Through this, they sought to foster tribalism and ethnic chauvinism – and perpetuate the oppression and exploitation of the people of our beautiful country South Africa.
In the face of this relentless onslaught, leaders like King Goodwill Zwelithini stood firm, determined that they should serve their people as their ancestors had done before.
His Majesty has left us, but his legacy lives on.
It is a rich and proud legacy, and one for which he will forever be remembered.
It was Cicero the Greek Philosopher who said “the life given us by nature is short, but the memory of a life well spent as eternal”.
Speaking in the National House of Traditional Leaders last week, I said that one of the great strengths of the institution of traditional leadership is that it has endured over centuries – during times of plenty and of peace, and during times of great hardships and conflict.
As we rebuild our country and restore the livelihoods of our people, we can be certain that the institution of traditional leadership will be a firm ally.
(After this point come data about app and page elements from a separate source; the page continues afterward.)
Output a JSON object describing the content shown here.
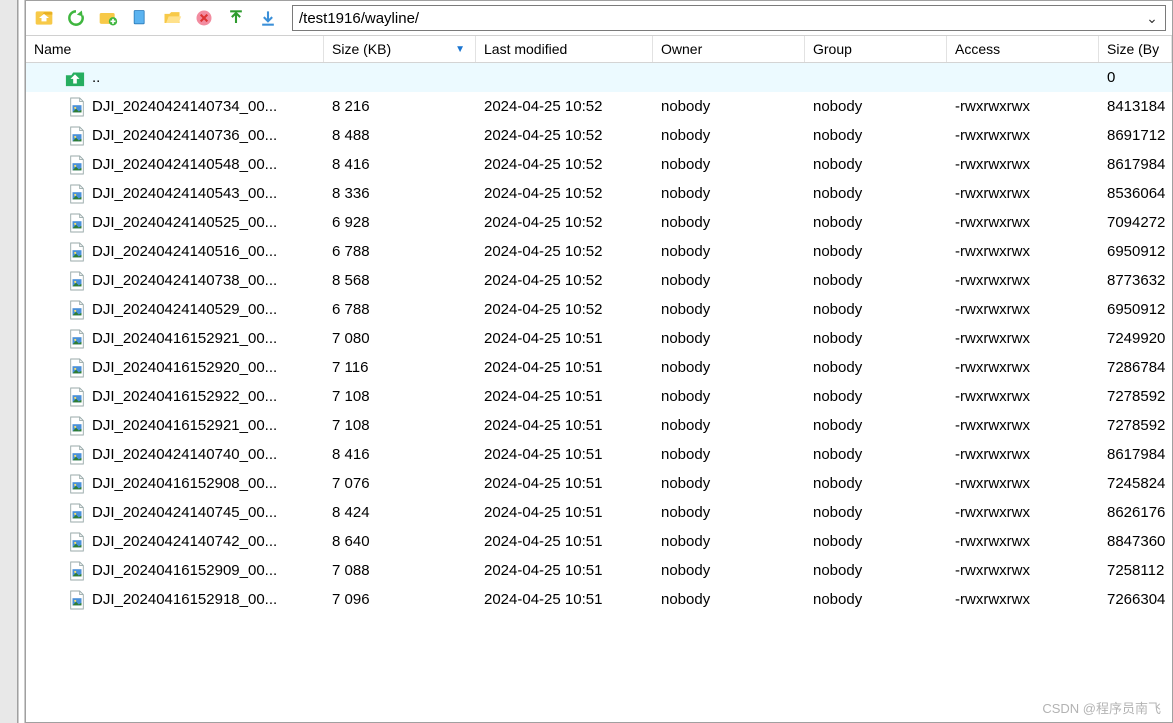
{
  "toolbar": {
    "path": "/test1916/wayline/"
  },
  "headers": {
    "name": "Name",
    "size": "Size (KB)",
    "last": "Last modified",
    "owner": "Owner",
    "group": "Group",
    "access": "Access",
    "bytes": "Size (By"
  },
  "parent_row": {
    "name": "..",
    "bytes": "0"
  },
  "files": [
    {
      "name": "DJI_20240424140734_00...",
      "size": "8 216",
      "last": "2024-04-25 10:52",
      "owner": "nobody",
      "group": "nobody",
      "access": "-rwxrwxrwx",
      "bytes": "8413184"
    },
    {
      "name": "DJI_20240424140736_00...",
      "size": "8 488",
      "last": "2024-04-25 10:52",
      "owner": "nobody",
      "group": "nobody",
      "access": "-rwxrwxrwx",
      "bytes": "8691712"
    },
    {
      "name": "DJI_20240424140548_00...",
      "size": "8 416",
      "last": "2024-04-25 10:52",
      "owner": "nobody",
      "group": "nobody",
      "access": "-rwxrwxrwx",
      "bytes": "8617984"
    },
    {
      "name": "DJI_20240424140543_00...",
      "size": "8 336",
      "last": "2024-04-25 10:52",
      "owner": "nobody",
      "group": "nobody",
      "access": "-rwxrwxrwx",
      "bytes": "8536064"
    },
    {
      "name": "DJI_20240424140525_00...",
      "size": "6 928",
      "last": "2024-04-25 10:52",
      "owner": "nobody",
      "group": "nobody",
      "access": "-rwxrwxrwx",
      "bytes": "7094272"
    },
    {
      "name": "DJI_20240424140516_00...",
      "size": "6 788",
      "last": "2024-04-25 10:52",
      "owner": "nobody",
      "group": "nobody",
      "access": "-rwxrwxrwx",
      "bytes": "6950912"
    },
    {
      "name": "DJI_20240424140738_00...",
      "size": "8 568",
      "last": "2024-04-25 10:52",
      "owner": "nobody",
      "group": "nobody",
      "access": "-rwxrwxrwx",
      "bytes": "8773632"
    },
    {
      "name": "DJI_20240424140529_00...",
      "size": "6 788",
      "last": "2024-04-25 10:52",
      "owner": "nobody",
      "group": "nobody",
      "access": "-rwxrwxrwx",
      "bytes": "6950912"
    },
    {
      "name": "DJI_20240416152921_00...",
      "size": "7 080",
      "last": "2024-04-25 10:51",
      "owner": "nobody",
      "group": "nobody",
      "access": "-rwxrwxrwx",
      "bytes": "7249920"
    },
    {
      "name": "DJI_20240416152920_00...",
      "size": "7 116",
      "last": "2024-04-25 10:51",
      "owner": "nobody",
      "group": "nobody",
      "access": "-rwxrwxrwx",
      "bytes": "7286784"
    },
    {
      "name": "DJI_20240416152922_00...",
      "size": "7 108",
      "last": "2024-04-25 10:51",
      "owner": "nobody",
      "group": "nobody",
      "access": "-rwxrwxrwx",
      "bytes": "7278592"
    },
    {
      "name": "DJI_20240416152921_00...",
      "size": "7 108",
      "last": "2024-04-25 10:51",
      "owner": "nobody",
      "group": "nobody",
      "access": "-rwxrwxrwx",
      "bytes": "7278592"
    },
    {
      "name": "DJI_20240424140740_00...",
      "size": "8 416",
      "last": "2024-04-25 10:51",
      "owner": "nobody",
      "group": "nobody",
      "access": "-rwxrwxrwx",
      "bytes": "8617984"
    },
    {
      "name": "DJI_20240416152908_00...",
      "size": "7 076",
      "last": "2024-04-25 10:51",
      "owner": "nobody",
      "group": "nobody",
      "access": "-rwxrwxrwx",
      "bytes": "7245824"
    },
    {
      "name": "DJI_20240424140745_00...",
      "size": "8 424",
      "last": "2024-04-25 10:51",
      "owner": "nobody",
      "group": "nobody",
      "access": "-rwxrwxrwx",
      "bytes": "8626176"
    },
    {
      "name": "DJI_20240424140742_00...",
      "size": "8 640",
      "last": "2024-04-25 10:51",
      "owner": "nobody",
      "group": "nobody",
      "access": "-rwxrwxrwx",
      "bytes": "8847360"
    },
    {
      "name": "DJI_20240416152909_00...",
      "size": "7 088",
      "last": "2024-04-25 10:51",
      "owner": "nobody",
      "group": "nobody",
      "access": "-rwxrwxrwx",
      "bytes": "7258112"
    },
    {
      "name": "DJI_20240416152918_00...",
      "size": "7 096",
      "last": "2024-04-25 10:51",
      "owner": "nobody",
      "group": "nobody",
      "access": "-rwxrwxrwx",
      "bytes": "7266304"
    }
  ],
  "watermark": "CSDN @程序员南飞"
}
Our nation has suffered a great loss.
But let us pick up his spear and continue on our quest to build a better South Africa.
His majesty had faith in his country and its future. He had the faith to believe that we as a people and as a nation would win the battle for development, progress and social justice. He did believe that we would triumph against poverty, inequality and unemployment. He believed that we would be triumphant against gender based violence and fermicide.
As we say farewell to uBayede, we must remember our responsibility as leaders to heal this land.
Duduzekani Ndlunkulu kaZulu,
The King is not dead. Kings do not die.
Their spirits live with us, fuelling the triumph of their kingdoms.
Like most kings his Majesties demise carried much more and great consequence.
Lapho iNkosi itshalwe khona, komila eminye imithi emikhulu esokhosela ngaphansi kwayo, njengoba besikhosela ku Ngangezwe Lakhe.
To the Royal family Ndlunkulu, thank you for sharing your Father with us.
Kuwo wonke amakhosi nabaholi bamaqembu epolitiki, let us build on the legacy of Imbube, let us unite in the fight against poverty, let us fight against gender-based violence, let us create work and opportunities for our youth.
Usithele umzukulu wamaqhawe.
Use yo hlangana neZilo oDinizulu, uCetshwayo, uMpande, uDingane, iLembe eleqa amanye amaLembe ngoku khalipha, oPhunga noMageba.
As the Black Mambazo sang, kukhon’ ikhaya lama qhawe anqobile, the home of triumphant heroes.
Ku lapho Isilo sesi khona no baba mkhulu.
Hamba kahle Ndlondlo Eno phaphe eKhanda
Wena we Ndlovu
Wena we Ndlovu
Long live the king.